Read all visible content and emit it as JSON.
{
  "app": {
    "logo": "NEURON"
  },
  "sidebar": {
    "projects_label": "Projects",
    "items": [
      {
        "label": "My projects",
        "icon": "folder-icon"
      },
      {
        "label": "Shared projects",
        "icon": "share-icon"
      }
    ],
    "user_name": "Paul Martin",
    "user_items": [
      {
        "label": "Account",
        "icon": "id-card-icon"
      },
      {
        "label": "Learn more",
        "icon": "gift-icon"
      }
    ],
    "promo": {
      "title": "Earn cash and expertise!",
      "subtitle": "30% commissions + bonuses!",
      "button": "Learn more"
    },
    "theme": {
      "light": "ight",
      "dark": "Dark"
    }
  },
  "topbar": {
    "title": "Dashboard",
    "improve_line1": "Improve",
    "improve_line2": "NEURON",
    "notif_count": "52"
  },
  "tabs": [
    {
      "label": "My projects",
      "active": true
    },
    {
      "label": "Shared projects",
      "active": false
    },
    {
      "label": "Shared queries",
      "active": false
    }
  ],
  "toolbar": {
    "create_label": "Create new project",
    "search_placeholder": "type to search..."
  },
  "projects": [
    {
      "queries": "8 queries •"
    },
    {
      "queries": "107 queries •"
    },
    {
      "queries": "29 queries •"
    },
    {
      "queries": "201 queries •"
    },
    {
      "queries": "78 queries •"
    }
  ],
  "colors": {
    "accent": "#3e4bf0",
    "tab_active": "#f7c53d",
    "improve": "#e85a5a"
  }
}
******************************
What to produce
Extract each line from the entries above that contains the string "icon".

Output of the task
        "icon": "folder-icon"
        "icon": "share-icon"
        "icon": "id-card-icon"
        "icon": "gift-icon"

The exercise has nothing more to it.